Exercise objective :: If a line in the entries below contains "نیاز", copy it.

Supplied data ::
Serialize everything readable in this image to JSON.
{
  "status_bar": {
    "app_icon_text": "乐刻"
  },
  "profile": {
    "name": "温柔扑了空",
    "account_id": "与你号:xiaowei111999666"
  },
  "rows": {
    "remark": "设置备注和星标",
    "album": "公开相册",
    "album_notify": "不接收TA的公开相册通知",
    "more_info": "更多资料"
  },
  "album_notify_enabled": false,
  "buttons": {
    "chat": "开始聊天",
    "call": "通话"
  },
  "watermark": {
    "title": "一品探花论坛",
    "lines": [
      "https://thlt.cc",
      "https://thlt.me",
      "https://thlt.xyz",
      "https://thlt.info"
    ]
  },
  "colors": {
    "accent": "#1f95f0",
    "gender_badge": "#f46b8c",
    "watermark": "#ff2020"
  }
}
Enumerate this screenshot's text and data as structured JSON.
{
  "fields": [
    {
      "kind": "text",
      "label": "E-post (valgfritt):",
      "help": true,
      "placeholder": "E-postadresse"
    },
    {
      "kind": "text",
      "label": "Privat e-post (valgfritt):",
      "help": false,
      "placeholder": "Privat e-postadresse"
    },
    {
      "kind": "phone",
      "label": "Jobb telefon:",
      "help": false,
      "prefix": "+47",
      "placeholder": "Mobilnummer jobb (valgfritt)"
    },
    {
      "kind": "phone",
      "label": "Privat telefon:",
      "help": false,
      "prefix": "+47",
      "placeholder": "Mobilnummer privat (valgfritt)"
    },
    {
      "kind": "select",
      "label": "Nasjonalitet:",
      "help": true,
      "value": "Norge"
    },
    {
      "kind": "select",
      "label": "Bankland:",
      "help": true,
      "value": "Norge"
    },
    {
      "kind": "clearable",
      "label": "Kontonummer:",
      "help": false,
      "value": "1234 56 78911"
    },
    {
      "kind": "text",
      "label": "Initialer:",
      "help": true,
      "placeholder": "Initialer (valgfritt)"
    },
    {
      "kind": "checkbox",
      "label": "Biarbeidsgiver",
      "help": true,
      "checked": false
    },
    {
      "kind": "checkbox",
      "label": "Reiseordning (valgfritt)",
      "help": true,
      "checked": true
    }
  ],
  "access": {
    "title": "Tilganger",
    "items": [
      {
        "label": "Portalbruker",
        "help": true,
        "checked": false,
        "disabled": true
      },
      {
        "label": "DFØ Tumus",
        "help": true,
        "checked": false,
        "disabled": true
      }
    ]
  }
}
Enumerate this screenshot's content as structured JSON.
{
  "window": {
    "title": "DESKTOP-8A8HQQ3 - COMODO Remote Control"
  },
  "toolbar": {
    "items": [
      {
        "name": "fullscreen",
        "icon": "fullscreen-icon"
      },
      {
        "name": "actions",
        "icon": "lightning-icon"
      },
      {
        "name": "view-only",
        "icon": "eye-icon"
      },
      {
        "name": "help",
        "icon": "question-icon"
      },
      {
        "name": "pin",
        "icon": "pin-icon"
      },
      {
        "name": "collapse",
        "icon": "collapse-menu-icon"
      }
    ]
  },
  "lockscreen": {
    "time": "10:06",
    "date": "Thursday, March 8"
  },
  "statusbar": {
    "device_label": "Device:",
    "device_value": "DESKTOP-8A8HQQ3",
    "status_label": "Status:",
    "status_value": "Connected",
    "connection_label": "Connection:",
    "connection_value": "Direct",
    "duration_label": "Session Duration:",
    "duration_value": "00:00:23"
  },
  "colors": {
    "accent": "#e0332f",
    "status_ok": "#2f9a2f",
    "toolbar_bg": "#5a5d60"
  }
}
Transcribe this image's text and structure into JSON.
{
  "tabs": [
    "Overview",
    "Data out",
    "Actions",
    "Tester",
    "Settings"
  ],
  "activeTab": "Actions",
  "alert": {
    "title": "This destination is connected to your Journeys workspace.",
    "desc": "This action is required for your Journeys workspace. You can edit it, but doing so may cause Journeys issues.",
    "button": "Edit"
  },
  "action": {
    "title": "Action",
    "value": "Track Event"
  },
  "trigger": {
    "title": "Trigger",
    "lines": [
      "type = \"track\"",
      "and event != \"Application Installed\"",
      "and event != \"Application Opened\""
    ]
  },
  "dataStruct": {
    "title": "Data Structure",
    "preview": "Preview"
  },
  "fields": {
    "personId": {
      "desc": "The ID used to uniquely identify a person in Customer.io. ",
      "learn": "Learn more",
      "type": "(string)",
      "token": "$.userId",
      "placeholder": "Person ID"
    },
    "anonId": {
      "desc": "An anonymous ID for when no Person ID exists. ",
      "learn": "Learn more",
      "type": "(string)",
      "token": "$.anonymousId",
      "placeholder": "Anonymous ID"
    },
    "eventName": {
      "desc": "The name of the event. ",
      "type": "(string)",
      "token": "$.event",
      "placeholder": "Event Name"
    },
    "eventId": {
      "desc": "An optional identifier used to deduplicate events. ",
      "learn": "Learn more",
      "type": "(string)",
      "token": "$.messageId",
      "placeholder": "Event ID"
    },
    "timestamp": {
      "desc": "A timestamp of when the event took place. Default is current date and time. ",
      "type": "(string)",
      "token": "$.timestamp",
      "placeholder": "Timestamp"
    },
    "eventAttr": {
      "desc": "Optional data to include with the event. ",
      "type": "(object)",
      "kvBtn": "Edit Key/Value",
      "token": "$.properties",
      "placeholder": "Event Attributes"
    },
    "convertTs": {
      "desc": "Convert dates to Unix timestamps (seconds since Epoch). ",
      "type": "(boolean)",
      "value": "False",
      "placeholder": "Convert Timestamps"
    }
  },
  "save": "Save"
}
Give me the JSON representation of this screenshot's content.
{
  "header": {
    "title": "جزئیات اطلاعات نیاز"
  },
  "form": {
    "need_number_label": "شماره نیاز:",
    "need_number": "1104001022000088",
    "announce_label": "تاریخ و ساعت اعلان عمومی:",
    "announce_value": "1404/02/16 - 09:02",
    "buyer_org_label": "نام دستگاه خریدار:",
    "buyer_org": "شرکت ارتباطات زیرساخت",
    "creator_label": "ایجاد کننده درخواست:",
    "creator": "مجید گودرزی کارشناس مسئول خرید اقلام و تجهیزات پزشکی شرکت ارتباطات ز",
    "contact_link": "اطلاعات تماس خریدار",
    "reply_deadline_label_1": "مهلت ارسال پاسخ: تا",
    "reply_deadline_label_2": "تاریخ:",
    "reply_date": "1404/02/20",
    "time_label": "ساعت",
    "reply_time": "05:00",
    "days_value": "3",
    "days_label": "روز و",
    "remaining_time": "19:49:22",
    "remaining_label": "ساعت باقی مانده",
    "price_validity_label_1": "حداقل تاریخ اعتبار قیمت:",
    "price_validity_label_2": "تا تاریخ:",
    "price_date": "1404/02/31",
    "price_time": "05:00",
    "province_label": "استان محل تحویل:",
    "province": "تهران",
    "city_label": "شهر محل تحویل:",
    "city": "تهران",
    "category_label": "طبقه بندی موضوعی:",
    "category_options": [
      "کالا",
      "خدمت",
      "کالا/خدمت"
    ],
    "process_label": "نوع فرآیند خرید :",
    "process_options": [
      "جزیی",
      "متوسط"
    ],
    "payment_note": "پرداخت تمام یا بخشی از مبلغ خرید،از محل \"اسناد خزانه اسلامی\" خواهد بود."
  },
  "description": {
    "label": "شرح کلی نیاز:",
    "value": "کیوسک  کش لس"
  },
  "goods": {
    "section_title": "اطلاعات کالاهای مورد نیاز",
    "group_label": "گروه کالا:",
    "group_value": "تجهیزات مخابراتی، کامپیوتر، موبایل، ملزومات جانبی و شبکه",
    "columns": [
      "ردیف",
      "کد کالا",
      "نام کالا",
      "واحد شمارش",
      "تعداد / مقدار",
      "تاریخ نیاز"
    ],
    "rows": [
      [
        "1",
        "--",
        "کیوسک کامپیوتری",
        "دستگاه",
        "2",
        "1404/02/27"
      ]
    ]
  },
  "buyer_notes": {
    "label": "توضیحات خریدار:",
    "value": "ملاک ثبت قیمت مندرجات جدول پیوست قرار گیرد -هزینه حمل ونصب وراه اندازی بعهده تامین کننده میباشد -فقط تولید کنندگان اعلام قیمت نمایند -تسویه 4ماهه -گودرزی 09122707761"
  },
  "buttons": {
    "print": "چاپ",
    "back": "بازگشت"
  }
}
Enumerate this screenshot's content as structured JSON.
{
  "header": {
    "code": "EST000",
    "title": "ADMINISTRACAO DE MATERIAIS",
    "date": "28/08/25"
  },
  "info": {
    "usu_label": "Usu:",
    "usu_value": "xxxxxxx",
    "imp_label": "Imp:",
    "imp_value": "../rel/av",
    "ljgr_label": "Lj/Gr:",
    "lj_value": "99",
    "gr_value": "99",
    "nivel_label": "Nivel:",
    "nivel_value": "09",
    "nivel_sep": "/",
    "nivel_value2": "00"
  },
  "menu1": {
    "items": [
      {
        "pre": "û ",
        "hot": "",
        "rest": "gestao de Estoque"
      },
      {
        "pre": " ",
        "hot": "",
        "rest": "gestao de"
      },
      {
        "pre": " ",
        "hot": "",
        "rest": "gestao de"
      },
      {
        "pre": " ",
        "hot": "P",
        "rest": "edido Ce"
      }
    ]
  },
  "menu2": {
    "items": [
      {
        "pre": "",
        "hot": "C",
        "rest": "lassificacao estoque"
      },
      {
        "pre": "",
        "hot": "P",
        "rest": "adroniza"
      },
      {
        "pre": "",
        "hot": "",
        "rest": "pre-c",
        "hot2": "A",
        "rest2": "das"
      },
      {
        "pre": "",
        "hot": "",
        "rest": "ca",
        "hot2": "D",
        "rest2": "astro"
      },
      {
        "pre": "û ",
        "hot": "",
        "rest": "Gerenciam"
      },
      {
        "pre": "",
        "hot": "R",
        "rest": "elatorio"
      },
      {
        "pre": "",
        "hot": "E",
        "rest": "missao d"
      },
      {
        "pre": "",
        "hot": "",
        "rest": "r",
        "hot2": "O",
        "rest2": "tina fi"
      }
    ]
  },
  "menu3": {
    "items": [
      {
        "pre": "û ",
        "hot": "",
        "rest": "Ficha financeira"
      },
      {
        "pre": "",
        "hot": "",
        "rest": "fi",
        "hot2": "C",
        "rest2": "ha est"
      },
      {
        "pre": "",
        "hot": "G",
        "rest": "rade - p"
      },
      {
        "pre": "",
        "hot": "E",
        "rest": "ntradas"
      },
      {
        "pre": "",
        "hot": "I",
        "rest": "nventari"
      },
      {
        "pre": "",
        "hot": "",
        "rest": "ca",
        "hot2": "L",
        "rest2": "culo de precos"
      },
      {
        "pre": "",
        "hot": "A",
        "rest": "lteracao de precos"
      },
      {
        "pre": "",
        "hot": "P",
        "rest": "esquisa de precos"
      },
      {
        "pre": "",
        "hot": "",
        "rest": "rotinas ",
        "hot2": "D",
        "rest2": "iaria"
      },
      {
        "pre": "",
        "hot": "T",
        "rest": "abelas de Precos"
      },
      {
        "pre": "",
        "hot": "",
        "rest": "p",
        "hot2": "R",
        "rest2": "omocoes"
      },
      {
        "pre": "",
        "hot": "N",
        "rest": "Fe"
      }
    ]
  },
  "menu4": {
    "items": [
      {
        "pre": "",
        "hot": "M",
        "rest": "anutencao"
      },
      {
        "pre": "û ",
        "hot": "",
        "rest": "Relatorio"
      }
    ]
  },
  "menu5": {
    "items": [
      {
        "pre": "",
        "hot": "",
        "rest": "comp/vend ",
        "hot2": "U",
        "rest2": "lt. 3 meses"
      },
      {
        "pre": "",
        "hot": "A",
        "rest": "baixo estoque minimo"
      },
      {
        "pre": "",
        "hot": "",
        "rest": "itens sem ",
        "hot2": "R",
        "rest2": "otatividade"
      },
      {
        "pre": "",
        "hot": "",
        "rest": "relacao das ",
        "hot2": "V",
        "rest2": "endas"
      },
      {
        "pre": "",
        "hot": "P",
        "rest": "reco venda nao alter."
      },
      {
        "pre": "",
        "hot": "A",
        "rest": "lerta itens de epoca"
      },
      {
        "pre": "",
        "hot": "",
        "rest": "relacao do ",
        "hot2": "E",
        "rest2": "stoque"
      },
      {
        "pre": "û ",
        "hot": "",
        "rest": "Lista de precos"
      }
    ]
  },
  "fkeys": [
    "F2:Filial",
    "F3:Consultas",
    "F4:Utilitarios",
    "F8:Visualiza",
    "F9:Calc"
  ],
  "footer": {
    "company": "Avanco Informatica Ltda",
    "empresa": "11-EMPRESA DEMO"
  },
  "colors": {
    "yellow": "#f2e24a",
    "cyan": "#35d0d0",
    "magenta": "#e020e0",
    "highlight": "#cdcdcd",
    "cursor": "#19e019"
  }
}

Reply ::
    "title": "جزئیات اطلاعات نیاز"
    "need_number_label": "شماره نیاز:",
    "label": "شرح کلی نیاز:",
    "section_title": "اطلاعات کالاهای مورد نیاز",
      "تاریخ نیاز"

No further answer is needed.